Problem requirements: Whenever a line carries the word "GHIHE", pull it out of the entries.

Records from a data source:
+ + + + + + +

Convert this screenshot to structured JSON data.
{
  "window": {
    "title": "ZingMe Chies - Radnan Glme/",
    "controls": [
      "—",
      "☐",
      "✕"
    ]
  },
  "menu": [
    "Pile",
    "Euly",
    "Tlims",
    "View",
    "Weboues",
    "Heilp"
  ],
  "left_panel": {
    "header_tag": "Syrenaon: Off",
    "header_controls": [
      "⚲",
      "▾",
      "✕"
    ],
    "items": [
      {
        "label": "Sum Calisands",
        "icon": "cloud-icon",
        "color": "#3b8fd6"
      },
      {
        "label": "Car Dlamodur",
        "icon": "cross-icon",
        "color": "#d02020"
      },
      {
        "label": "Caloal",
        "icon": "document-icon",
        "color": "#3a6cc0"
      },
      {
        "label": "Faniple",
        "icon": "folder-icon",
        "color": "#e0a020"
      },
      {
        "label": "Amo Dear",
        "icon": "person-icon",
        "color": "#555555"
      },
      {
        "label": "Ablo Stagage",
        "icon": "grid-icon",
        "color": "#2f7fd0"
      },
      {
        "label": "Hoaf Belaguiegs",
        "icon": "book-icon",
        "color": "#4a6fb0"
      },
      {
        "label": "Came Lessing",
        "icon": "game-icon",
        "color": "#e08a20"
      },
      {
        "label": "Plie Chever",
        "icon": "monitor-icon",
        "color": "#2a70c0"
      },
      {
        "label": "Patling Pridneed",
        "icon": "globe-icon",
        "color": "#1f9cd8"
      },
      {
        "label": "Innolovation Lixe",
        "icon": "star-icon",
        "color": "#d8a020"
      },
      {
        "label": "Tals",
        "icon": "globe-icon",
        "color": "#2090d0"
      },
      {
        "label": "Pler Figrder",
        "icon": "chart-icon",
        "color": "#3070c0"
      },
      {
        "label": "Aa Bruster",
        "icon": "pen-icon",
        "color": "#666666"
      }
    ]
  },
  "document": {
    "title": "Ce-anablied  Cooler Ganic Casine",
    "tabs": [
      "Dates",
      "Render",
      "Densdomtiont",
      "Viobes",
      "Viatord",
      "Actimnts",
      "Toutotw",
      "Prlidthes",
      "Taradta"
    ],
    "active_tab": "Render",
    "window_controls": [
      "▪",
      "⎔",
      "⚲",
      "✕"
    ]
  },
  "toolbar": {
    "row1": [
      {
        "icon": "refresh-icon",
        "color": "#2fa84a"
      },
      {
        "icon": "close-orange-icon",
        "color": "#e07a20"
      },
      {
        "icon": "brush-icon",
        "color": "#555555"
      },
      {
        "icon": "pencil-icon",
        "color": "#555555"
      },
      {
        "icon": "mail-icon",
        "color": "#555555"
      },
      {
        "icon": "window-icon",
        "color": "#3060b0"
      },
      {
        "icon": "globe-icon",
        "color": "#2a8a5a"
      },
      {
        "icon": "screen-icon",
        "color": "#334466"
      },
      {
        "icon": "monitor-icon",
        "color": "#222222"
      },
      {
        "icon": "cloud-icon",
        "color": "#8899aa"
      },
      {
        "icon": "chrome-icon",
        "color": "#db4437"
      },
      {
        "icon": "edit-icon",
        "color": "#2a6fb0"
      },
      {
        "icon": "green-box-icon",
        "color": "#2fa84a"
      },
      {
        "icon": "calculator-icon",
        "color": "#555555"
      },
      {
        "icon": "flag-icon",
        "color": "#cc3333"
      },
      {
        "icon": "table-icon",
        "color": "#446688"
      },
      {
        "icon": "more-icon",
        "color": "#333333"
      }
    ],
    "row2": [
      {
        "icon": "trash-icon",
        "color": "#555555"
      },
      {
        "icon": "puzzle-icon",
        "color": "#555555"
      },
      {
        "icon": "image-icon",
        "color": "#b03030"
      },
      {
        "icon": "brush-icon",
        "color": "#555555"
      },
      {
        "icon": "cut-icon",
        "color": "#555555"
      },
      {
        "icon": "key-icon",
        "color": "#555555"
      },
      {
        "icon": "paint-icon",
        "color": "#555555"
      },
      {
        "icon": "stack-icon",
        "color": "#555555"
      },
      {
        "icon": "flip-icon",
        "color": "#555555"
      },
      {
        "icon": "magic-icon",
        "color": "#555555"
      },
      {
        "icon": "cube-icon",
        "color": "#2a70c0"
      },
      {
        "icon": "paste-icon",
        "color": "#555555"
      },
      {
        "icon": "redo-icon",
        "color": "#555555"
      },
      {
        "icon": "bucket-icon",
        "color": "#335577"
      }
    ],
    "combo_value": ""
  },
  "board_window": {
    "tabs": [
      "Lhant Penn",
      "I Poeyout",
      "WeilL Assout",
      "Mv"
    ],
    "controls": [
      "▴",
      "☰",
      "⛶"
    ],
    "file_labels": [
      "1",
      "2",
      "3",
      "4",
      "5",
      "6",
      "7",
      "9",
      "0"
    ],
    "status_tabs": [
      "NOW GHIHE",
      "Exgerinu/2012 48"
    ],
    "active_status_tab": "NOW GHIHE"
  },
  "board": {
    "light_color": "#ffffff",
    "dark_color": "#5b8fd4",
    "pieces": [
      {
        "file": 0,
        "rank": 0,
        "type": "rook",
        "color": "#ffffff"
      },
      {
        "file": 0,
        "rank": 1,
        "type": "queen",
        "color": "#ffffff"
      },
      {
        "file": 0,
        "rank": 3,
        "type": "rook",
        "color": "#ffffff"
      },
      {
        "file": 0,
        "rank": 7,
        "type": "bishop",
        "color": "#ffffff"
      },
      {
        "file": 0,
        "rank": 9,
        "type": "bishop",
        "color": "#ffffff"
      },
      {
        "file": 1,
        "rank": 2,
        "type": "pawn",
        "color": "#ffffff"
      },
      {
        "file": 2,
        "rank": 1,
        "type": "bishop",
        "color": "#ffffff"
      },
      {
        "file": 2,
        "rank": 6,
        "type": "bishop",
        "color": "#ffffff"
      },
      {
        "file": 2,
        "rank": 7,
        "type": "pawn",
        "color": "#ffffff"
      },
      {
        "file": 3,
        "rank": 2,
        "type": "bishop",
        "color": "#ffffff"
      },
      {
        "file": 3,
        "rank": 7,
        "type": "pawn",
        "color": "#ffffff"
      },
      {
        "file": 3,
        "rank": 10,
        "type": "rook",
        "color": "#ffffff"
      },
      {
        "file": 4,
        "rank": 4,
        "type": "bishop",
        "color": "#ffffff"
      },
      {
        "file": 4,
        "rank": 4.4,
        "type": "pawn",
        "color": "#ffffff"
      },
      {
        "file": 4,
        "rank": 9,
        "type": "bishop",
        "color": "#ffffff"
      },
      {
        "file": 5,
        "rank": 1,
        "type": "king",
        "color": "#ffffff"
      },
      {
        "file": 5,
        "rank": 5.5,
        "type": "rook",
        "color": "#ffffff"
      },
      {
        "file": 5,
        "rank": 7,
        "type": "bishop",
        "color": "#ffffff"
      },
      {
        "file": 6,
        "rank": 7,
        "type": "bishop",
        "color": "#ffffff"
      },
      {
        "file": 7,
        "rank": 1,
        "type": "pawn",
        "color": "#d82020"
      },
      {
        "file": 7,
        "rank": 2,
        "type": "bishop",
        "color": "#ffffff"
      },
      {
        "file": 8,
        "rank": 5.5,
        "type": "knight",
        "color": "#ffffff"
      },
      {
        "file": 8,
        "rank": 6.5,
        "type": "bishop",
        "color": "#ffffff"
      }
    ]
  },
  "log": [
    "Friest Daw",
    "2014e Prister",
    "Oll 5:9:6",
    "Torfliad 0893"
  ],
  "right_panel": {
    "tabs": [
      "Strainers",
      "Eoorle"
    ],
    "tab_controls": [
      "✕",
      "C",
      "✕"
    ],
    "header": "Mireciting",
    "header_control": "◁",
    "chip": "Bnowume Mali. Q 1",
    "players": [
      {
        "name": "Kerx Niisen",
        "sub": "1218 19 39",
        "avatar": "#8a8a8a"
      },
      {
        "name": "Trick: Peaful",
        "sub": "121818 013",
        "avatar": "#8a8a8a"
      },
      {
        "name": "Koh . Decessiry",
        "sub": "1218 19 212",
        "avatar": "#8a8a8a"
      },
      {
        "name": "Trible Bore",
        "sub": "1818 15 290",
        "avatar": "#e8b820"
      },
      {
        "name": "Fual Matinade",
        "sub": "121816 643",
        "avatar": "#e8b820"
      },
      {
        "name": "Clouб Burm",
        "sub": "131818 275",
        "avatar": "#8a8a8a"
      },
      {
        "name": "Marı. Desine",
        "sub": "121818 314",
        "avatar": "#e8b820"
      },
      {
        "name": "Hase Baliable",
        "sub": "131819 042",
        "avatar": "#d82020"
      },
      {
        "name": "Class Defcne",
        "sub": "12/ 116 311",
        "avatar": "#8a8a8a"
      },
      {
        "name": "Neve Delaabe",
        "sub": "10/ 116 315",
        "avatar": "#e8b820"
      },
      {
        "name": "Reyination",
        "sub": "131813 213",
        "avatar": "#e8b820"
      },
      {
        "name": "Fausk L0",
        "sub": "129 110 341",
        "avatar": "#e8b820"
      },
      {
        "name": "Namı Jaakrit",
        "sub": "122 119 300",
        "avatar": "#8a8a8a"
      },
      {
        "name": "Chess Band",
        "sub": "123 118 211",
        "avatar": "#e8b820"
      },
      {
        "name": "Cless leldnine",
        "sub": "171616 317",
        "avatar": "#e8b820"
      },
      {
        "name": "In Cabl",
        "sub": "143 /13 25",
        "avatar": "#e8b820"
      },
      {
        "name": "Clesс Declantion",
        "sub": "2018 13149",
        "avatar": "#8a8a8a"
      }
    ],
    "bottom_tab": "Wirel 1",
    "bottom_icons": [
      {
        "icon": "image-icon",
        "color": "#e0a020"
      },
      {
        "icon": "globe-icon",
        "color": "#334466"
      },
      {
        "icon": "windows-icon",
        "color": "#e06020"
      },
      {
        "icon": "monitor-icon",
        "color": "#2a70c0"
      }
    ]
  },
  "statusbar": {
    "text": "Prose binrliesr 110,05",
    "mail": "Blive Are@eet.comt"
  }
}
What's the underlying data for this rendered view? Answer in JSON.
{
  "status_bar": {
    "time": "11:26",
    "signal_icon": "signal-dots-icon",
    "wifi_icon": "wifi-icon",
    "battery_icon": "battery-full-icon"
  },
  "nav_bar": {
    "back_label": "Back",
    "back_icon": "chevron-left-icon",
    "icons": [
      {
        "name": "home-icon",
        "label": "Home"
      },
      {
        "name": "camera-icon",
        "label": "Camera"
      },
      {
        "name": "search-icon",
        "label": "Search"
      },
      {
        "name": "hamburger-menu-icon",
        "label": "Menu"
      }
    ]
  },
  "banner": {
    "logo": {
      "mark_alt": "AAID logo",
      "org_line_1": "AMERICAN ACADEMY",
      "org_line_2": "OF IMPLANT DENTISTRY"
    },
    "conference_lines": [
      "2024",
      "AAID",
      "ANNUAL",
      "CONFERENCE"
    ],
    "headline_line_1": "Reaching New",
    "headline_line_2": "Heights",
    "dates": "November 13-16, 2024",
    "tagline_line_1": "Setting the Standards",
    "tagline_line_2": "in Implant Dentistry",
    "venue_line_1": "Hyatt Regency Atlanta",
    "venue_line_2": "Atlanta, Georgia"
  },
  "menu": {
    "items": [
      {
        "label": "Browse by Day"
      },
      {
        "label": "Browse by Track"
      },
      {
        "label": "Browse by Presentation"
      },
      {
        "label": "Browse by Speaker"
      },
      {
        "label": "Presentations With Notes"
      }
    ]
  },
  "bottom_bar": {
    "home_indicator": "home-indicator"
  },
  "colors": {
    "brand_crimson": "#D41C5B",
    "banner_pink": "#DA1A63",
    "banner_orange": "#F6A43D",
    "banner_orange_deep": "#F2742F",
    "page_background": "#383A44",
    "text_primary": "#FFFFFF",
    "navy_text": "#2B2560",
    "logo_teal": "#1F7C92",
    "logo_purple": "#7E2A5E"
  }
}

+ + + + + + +

Answer box:
      "NOW GHIHE",
    "active_status_tab": "NOW GHIHE"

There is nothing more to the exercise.